*** Data for analysis ***

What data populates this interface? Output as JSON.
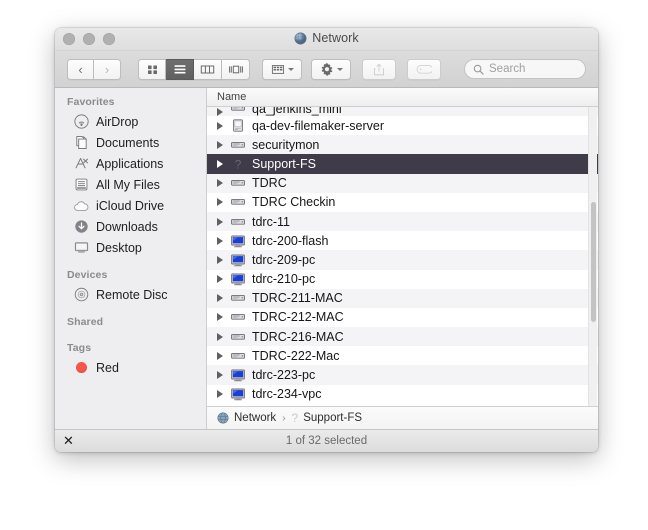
{
  "window": {
    "title": "Network",
    "title_icon": "globe-icon",
    "traffic_lights": [
      "close",
      "minimize",
      "zoom"
    ]
  },
  "toolbar": {
    "back_label": "‹",
    "forward_label": "›",
    "view_buttons": [
      {
        "name": "icon-view",
        "label": "icon-grid-icon",
        "active": false
      },
      {
        "name": "list-view",
        "label": "list-lines-icon",
        "active": true
      },
      {
        "name": "column-view",
        "label": "columns-icon",
        "active": false
      },
      {
        "name": "coverflow-view",
        "label": "coverflow-icon",
        "active": false
      }
    ],
    "arrange_label": "arrange-grid-icon",
    "action_label": "gear-icon",
    "share_label": "share-icon",
    "tag_label": "tag-icon"
  },
  "search": {
    "placeholder": "Search",
    "value": "",
    "icon": "search-icon"
  },
  "sidebar": {
    "sections": [
      {
        "header": "Favorites",
        "items": [
          {
            "label": "AirDrop",
            "icon": "airdrop-icon"
          },
          {
            "label": "Documents",
            "icon": "documents-icon"
          },
          {
            "label": "Applications",
            "icon": "applications-icon"
          },
          {
            "label": "All My Files",
            "icon": "all-my-files-icon"
          },
          {
            "label": "iCloud Drive",
            "icon": "icloud-icon"
          },
          {
            "label": "Downloads",
            "icon": "downloads-icon"
          },
          {
            "label": "Desktop",
            "icon": "desktop-icon"
          }
        ]
      },
      {
        "header": "Devices",
        "items": [
          {
            "label": "Remote Disc",
            "icon": "disc-icon"
          }
        ]
      },
      {
        "header": "Shared",
        "items": []
      },
      {
        "header": "Tags",
        "items": [
          {
            "label": "Red",
            "icon": "tag-dot-red",
            "color": "#f8544f"
          }
        ]
      }
    ]
  },
  "file_list": {
    "column_header": "Name",
    "rows": [
      {
        "label": "qa_jenkins_mini",
        "icon": "server-icon",
        "selected": false,
        "clipped": true
      },
      {
        "label": "qa-dev-filemaker-server",
        "icon": "tower-icon",
        "selected": false
      },
      {
        "label": "securitymon",
        "icon": "server-icon",
        "selected": false
      },
      {
        "label": "Support-FS",
        "icon": "unknown-icon",
        "selected": true
      },
      {
        "label": "TDRC",
        "icon": "server-icon",
        "selected": false
      },
      {
        "label": "TDRC Checkin",
        "icon": "server-icon",
        "selected": false
      },
      {
        "label": "tdrc-11",
        "icon": "server-icon",
        "selected": false
      },
      {
        "label": "tdrc-200-flash",
        "icon": "pc-monitor-icon",
        "selected": false
      },
      {
        "label": "tdrc-209-pc",
        "icon": "pc-monitor-icon",
        "selected": false
      },
      {
        "label": "tdrc-210-pc",
        "icon": "pc-monitor-icon",
        "selected": false
      },
      {
        "label": "TDRC-211-MAC",
        "icon": "server-icon",
        "selected": false
      },
      {
        "label": "TDRC-212-MAC",
        "icon": "server-icon",
        "selected": false
      },
      {
        "label": "TDRC-216-MAC",
        "icon": "server-icon",
        "selected": false
      },
      {
        "label": "TDRC-222-Mac",
        "icon": "server-icon",
        "selected": false
      },
      {
        "label": "tdrc-223-pc",
        "icon": "pc-monitor-icon",
        "selected": false
      },
      {
        "label": "tdrc-234-vpc",
        "icon": "pc-monitor-icon",
        "selected": false
      }
    ]
  },
  "path_bar": {
    "segments": [
      {
        "label": "Network",
        "icon": "globe-icon"
      },
      {
        "label": "Support-FS",
        "icon": "unknown-icon"
      }
    ],
    "separator": "›"
  },
  "status_bar": {
    "text": "1 of 32 selected",
    "left_icon": "close-x-icon",
    "left_icon_glyph": "✕"
  },
  "colors": {
    "selection": "#3f3b48",
    "sidebar_bg": "#eeeef0",
    "alt_row": "#f4f4f6",
    "tag_red": "#f8544f",
    "pc_icon_blue": "#1a3fd6"
  }
}
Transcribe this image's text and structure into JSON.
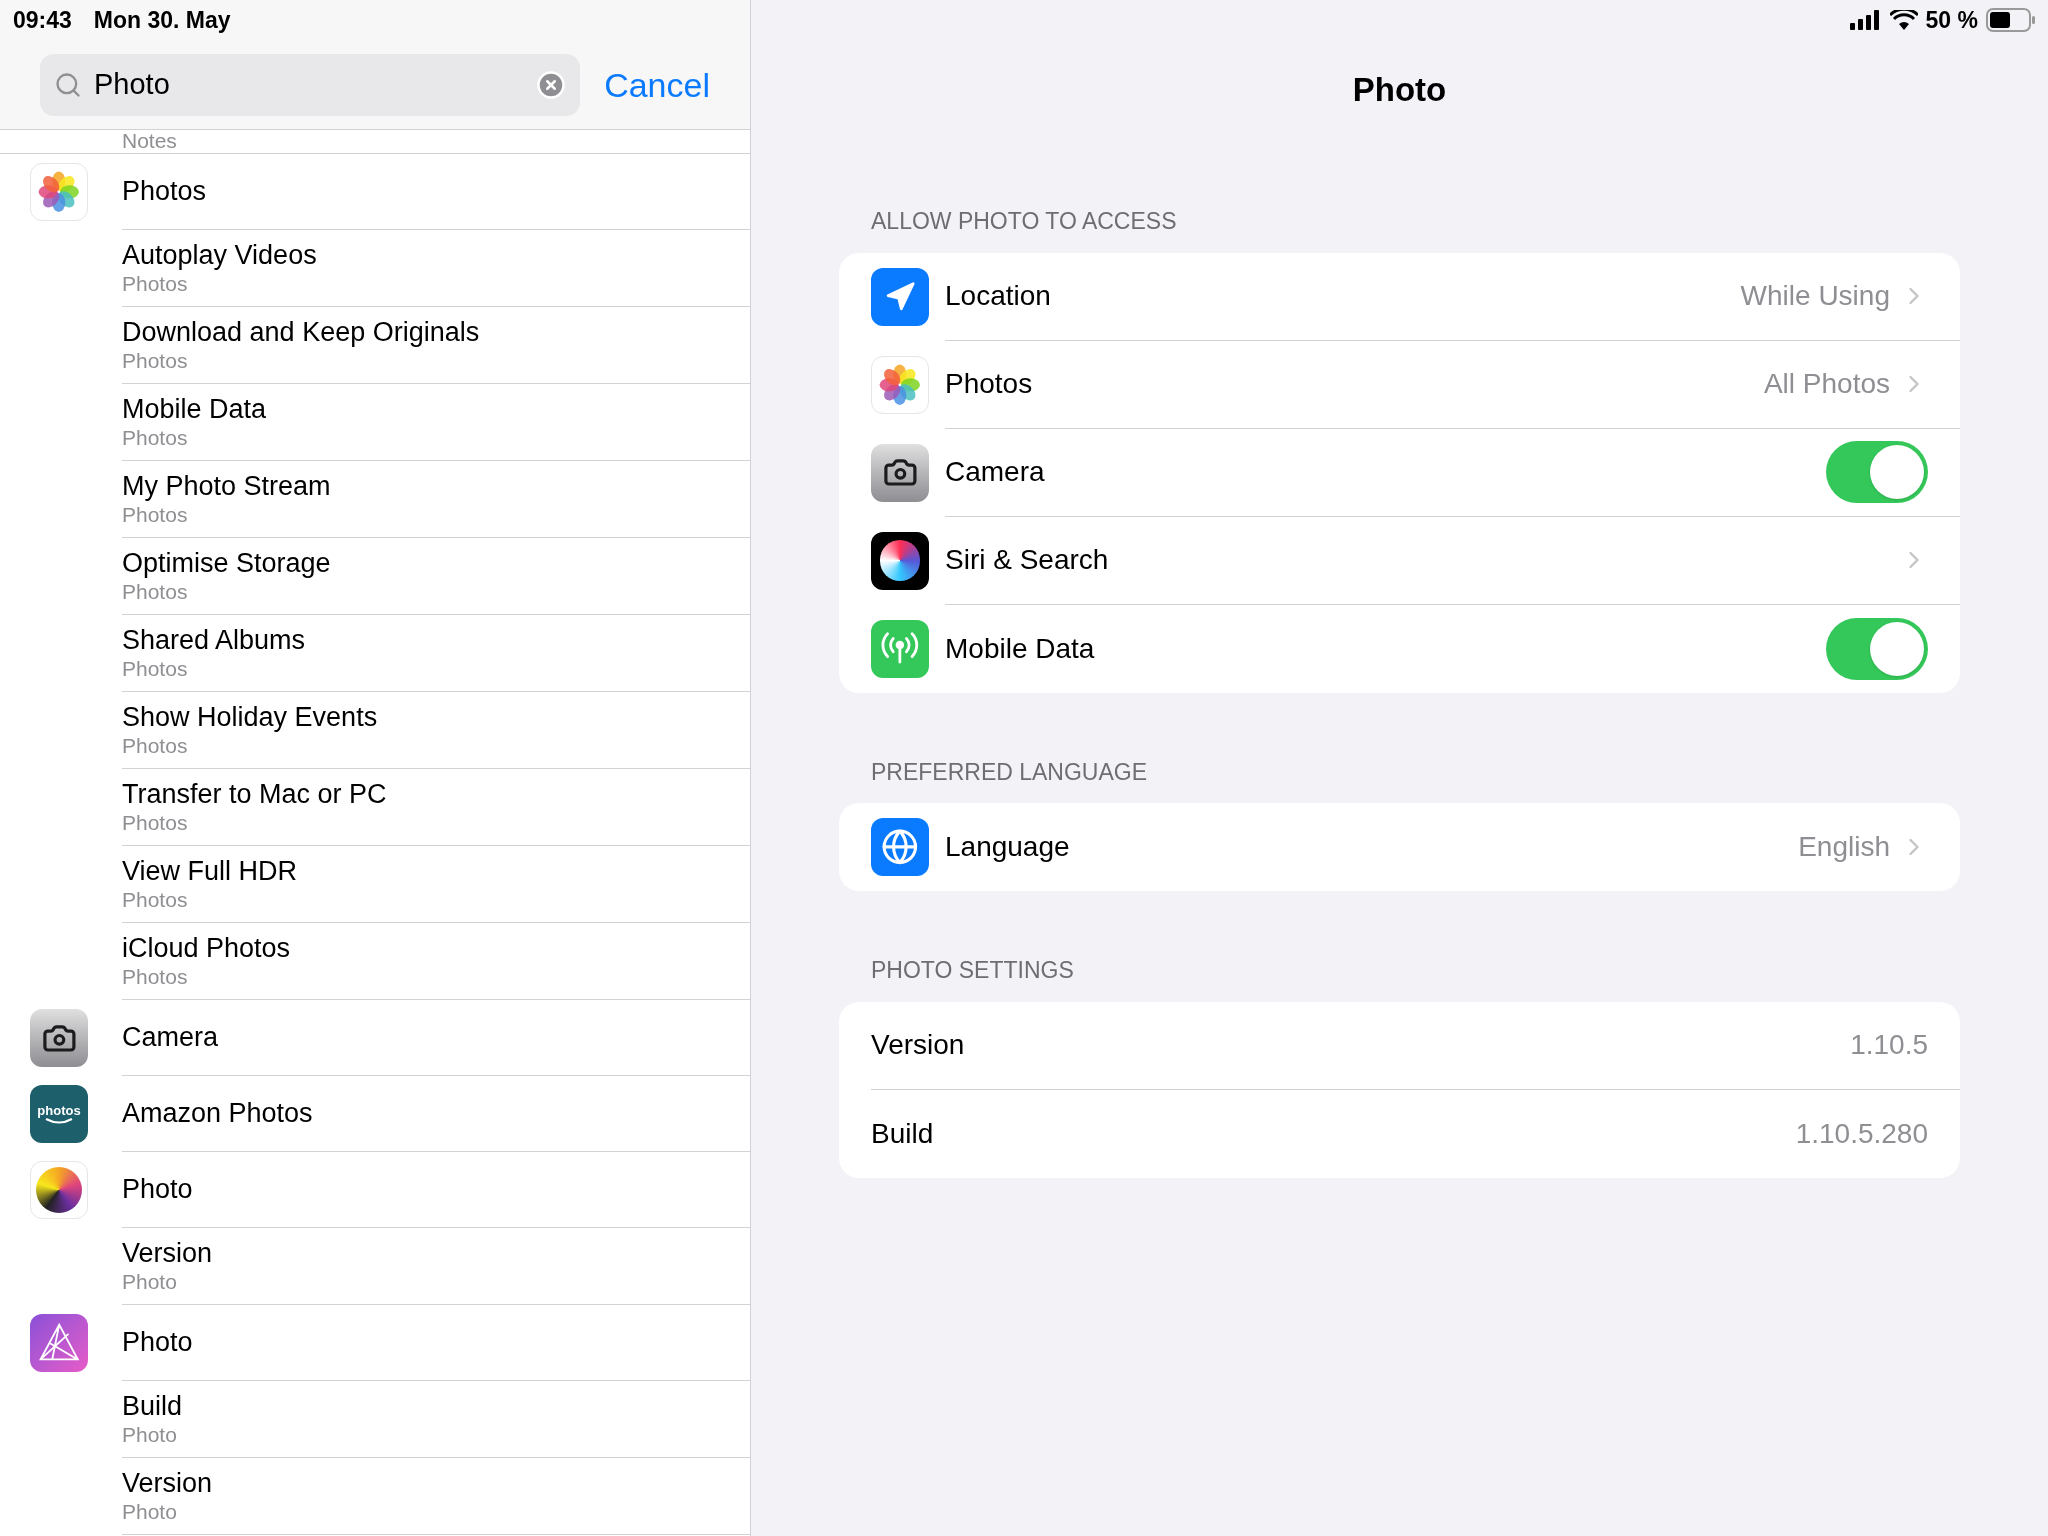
{
  "status_bar": {
    "time": "09:43",
    "date": "Mon 30. May",
    "battery": "50 %"
  },
  "search": {
    "value": "Photo",
    "cancel": "Cancel"
  },
  "results": [
    {
      "kind": "partial",
      "subtitle": "Notes"
    },
    {
      "kind": "photos",
      "title": "Photos"
    },
    {
      "kind": "setting",
      "title": "Autoplay Videos",
      "subtitle": "Photos"
    },
    {
      "kind": "setting",
      "title": "Download and Keep Originals",
      "subtitle": "Photos"
    },
    {
      "kind": "setting",
      "title": "Mobile Data",
      "subtitle": "Photos"
    },
    {
      "kind": "setting",
      "title": "My Photo Stream",
      "subtitle": "Photos"
    },
    {
      "kind": "setting",
      "title": "Optimise Storage",
      "subtitle": "Photos"
    },
    {
      "kind": "setting",
      "title": "Shared Albums",
      "subtitle": "Photos"
    },
    {
      "kind": "setting",
      "title": "Show Holiday Events",
      "subtitle": "Photos"
    },
    {
      "kind": "setting",
      "title": "Transfer to Mac or PC",
      "subtitle": "Photos"
    },
    {
      "kind": "setting",
      "title": "View Full HDR",
      "subtitle": "Photos"
    },
    {
      "kind": "setting",
      "title": "iCloud Photos",
      "subtitle": "Photos"
    },
    {
      "kind": "camera",
      "title": "Camera"
    },
    {
      "kind": "amazon",
      "icon_text": "photos",
      "title": "Amazon Photos"
    },
    {
      "kind": "sphere",
      "title": "Photo"
    },
    {
      "kind": "setting",
      "title": "Version",
      "subtitle": "Photo"
    },
    {
      "kind": "affinity",
      "title": "Photo"
    },
    {
      "kind": "setting",
      "title": "Build",
      "subtitle": "Photo"
    },
    {
      "kind": "setting",
      "title": "Version",
      "subtitle": "Photo"
    }
  ],
  "detail": {
    "title": "Photo",
    "sections": [
      {
        "header": "ALLOW PHOTO TO ACCESS",
        "rows": [
          {
            "kind": "link",
            "label": "Location",
            "value": "While Using"
          },
          {
            "kind": "link",
            "label": "Photos",
            "value": "All Photos"
          },
          {
            "kind": "toggle",
            "label": "Camera",
            "on": true
          },
          {
            "kind": "link",
            "label": "Siri & Search"
          },
          {
            "kind": "toggle",
            "label": "Mobile Data",
            "on": true
          }
        ]
      },
      {
        "header": "PREFERRED LANGUAGE",
        "rows": [
          {
            "kind": "link",
            "label": "Language",
            "value": "English"
          }
        ]
      },
      {
        "header": "PHOTO SETTINGS",
        "rows": [
          {
            "kind": "info",
            "label": "Version",
            "value": "1.10.5"
          },
          {
            "kind": "info",
            "label": "Build",
            "value": "1.10.5.280"
          }
        ]
      }
    ]
  }
}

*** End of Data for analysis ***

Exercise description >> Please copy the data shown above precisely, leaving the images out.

Result of this task >>
What data populates this interface? Output as JSON.
{
  "window": {
    "title": "Network",
    "title_icon": "globe-icon",
    "traffic_lights": [
      "close",
      "minimize",
      "zoom"
    ]
  },
  "toolbar": {
    "back_label": "‹",
    "forward_label": "›",
    "view_buttons": [
      {
        "name": "icon-view",
        "label": "icon-grid-icon",
        "active": false
      },
      {
        "name": "list-view",
        "label": "list-lines-icon",
        "active": true
      },
      {
        "name": "column-view",
        "label": "columns-icon",
        "active": false
      },
      {
        "name": "coverflow-view",
        "label": "coverflow-icon",
        "active": false
      }
    ],
    "arrange_label": "arrange-grid-icon",
    "action_label": "gear-icon",
    "share_label": "share-icon",
    "tag_label": "tag-icon"
  },
  "search": {
    "placeholder": "Search",
    "value": "",
    "icon": "search-icon"
  },
  "sidebar": {
    "sections": [
      {
        "header": "Favorites",
        "items": [
          {
            "label": "AirDrop",
            "icon": "airdrop-icon"
          },
          {
            "label": "Documents",
            "icon": "documents-icon"
          },
          {
            "label": "Applications",
            "icon": "applications-icon"
          },
          {
            "label": "All My Files",
            "icon": "all-my-files-icon"
          },
          {
            "label": "iCloud Drive",
            "icon": "icloud-icon"
          },
          {
            "label": "Downloads",
            "icon": "downloads-icon"
          },
          {
            "label": "Desktop",
            "icon": "desktop-icon"
          }
        ]
      },
      {
        "header": "Devices",
        "items": [
          {
            "label": "Remote Disc",
            "icon": "disc-icon"
          }
        ]
      },
      {
        "header": "Shared",
        "items": []
      },
      {
        "header": "Tags",
        "items": [
          {
            "label": "Red",
            "icon": "tag-dot-red",
            "color": "#f8544f"
          }
        ]
      }
    ]
  },
  "file_list": {
    "column_header": "Name",
    "rows": [
      {
        "label": "qa_jenkins_mini",
        "icon": "server-icon",
        "selected": false,
        "clipped": true
      },
      {
        "label": "qa-dev-filemaker-server",
        "icon": "tower-icon",
        "selected": false
      },
      {
        "label": "securitymon",
        "icon": "server-icon",
        "selected": false
      },
      {
        "label": "Support-FS",
        "icon": "unknown-icon",
        "selected": true
      },
      {
        "label": "TDRC",
        "icon": "server-icon",
        "selected": false
      },
      {
        "label": "TDRC Checkin",
        "icon": "server-icon",
        "selected": false
      },
      {
        "label": "tdrc-11",
        "icon": "server-icon",
        "selected": false
      },
      {
        "label": "tdrc-200-flash",
        "icon": "pc-monitor-icon",
        "selected": false
      },
      {
        "label": "tdrc-209-pc",
        "icon": "pc-monitor-icon",
        "selected": false
      },
      {
        "label": "tdrc-210-pc",
        "icon": "pc-monitor-icon",
        "selected": false
      },
      {
        "label": "TDRC-211-MAC",
        "icon": "server-icon",
        "selected": false
      },
      {
        "label": "TDRC-212-MAC",
        "icon": "server-icon",
        "selected": false
      },
      {
        "label": "TDRC-216-MAC",
        "icon": "server-icon",
        "selected": false
      },
      {
        "label": "TDRC-222-Mac",
        "icon": "server-icon",
        "selected": false
      },
      {
        "label": "tdrc-223-pc",
        "icon": "pc-monitor-icon",
        "selected": false
      },
      {
        "label": "tdrc-234-vpc",
        "icon": "pc-monitor-icon",
        "selected": false
      }
    ]
  },
  "path_bar": {
    "segments": [
      {
        "label": "Network",
        "icon": "globe-icon"
      },
      {
        "label": "Support-FS",
        "icon": "unknown-icon"
      }
    ],
    "separator": "›"
  },
  "status_bar": {
    "text": "1 of 32 selected",
    "left_icon": "close-x-icon",
    "left_icon_glyph": "✕"
  },
  "colors": {
    "selection": "#3f3b48",
    "sidebar_bg": "#eeeef0",
    "alt_row": "#f4f4f6",
    "tag_red": "#f8544f",
    "pc_icon_blue": "#1a3fd6"
  }
}
Transcribe this image's text and structure into JSON.
{
  "status_bar": {
    "time": "09:43",
    "date": "Mon 30. May",
    "battery": "50 %"
  },
  "search": {
    "value": "Photo",
    "cancel": "Cancel"
  },
  "results": [
    {
      "kind": "partial",
      "subtitle": "Notes"
    },
    {
      "kind": "photos",
      "title": "Photos"
    },
    {
      "kind": "setting",
      "title": "Autoplay Videos",
      "subtitle": "Photos"
    },
    {
      "kind": "setting",
      "title": "Download and Keep Originals",
      "subtitle": "Photos"
    },
    {
      "kind": "setting",
      "title": "Mobile Data",
      "subtitle": "Photos"
    },
    {
      "kind": "setting",
      "title": "My Photo Stream",
      "subtitle": "Photos"
    },
    {
      "kind": "setting",
      "title": "Optimise Storage",
      "subtitle": "Photos"
    },
    {
      "kind": "setting",
      "title": "Shared Albums",
      "subtitle": "Photos"
    },
    {
      "kind": "setting",
      "title": "Show Holiday Events",
      "subtitle": "Photos"
    },
    {
      "kind": "setting",
      "title": "Transfer to Mac or PC",
      "subtitle": "Photos"
    },
    {
      "kind": "setting",
      "title": "View Full HDR",
      "subtitle": "Photos"
    },
    {
      "kind": "setting",
      "title": "iCloud Photos",
      "subtitle": "Photos"
    },
    {
      "kind": "camera",
      "title": "Camera"
    },
    {
      "kind": "amazon",
      "icon_text": "photos",
      "title": "Amazon Photos"
    },
    {
      "kind": "sphere",
      "title": "Photo"
    },
    {
      "kind": "setting",
      "title": "Version",
      "subtitle": "Photo"
    },
    {
      "kind": "affinity",
      "title": "Photo"
    },
    {
      "kind": "setting",
      "title": "Build",
      "subtitle": "Photo"
    },
    {
      "kind": "setting",
      "title": "Version",
      "subtitle": "Photo"
    }
  ],
  "detail": {
    "title": "Photo",
    "sections": [
      {
        "header": "ALLOW PHOTO TO ACCESS",
        "rows": [
          {
            "kind": "link",
            "label": "Location",
            "value": "While Using"
          },
          {
            "kind": "link",
            "label": "Photos",
            "value": "All Photos"
          },
          {
            "kind": "toggle",
            "label": "Camera",
            "on": true
          },
          {
            "kind": "link",
            "label": "Siri & Search"
          },
          {
            "kind": "toggle",
            "label": "Mobile Data",
            "on": true
          }
        ]
      },
      {
        "header": "PREFERRED LANGUAGE",
        "rows": [
          {
            "kind": "link",
            "label": "Language",
            "value": "English"
          }
        ]
      },
      {
        "header": "PHOTO SETTINGS",
        "rows": [
          {
            "kind": "info",
            "label": "Version",
            "value": "1.10.5"
          },
          {
            "kind": "info",
            "label": "Build",
            "value": "1.10.5.280"
          }
        ]
      }
    ]
  }
}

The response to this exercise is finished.